- EXERCISE: Gather all lines from the material that contain "name".

- RECORDS TO PROCESS:
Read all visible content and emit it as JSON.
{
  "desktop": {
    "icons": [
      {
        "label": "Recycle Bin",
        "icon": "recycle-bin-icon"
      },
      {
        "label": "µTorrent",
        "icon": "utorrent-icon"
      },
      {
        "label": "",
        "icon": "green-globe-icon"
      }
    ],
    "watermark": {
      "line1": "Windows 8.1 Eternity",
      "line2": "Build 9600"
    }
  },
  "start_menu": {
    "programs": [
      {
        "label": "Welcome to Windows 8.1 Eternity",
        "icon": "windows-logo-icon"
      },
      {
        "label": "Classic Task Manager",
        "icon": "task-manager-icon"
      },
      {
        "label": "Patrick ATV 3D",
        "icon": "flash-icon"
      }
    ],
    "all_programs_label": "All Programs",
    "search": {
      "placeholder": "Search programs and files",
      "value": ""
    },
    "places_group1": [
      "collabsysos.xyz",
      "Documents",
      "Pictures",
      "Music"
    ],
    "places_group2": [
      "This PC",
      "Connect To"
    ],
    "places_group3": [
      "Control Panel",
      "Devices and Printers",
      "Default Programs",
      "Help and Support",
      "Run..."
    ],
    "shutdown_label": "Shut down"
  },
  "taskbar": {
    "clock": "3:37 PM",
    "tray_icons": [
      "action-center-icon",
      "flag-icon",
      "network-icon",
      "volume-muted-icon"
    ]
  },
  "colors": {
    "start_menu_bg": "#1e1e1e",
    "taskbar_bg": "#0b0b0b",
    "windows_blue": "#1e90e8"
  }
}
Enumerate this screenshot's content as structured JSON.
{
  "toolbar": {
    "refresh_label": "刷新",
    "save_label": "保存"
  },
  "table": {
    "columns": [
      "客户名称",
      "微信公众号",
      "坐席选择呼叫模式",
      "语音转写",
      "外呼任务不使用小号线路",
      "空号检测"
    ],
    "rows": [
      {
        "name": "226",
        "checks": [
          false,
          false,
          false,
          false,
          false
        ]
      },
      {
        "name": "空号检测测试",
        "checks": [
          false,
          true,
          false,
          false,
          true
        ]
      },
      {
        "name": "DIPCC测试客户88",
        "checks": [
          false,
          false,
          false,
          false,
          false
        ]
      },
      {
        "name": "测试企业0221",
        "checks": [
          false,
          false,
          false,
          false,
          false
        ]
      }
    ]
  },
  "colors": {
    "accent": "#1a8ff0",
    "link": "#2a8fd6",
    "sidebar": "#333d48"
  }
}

- RESULT OF THE TASK:
        "name": "226",
        "name": "空号检测测试",
        "name": "DIPCC测试客户88",
        "name": "测试企业0221",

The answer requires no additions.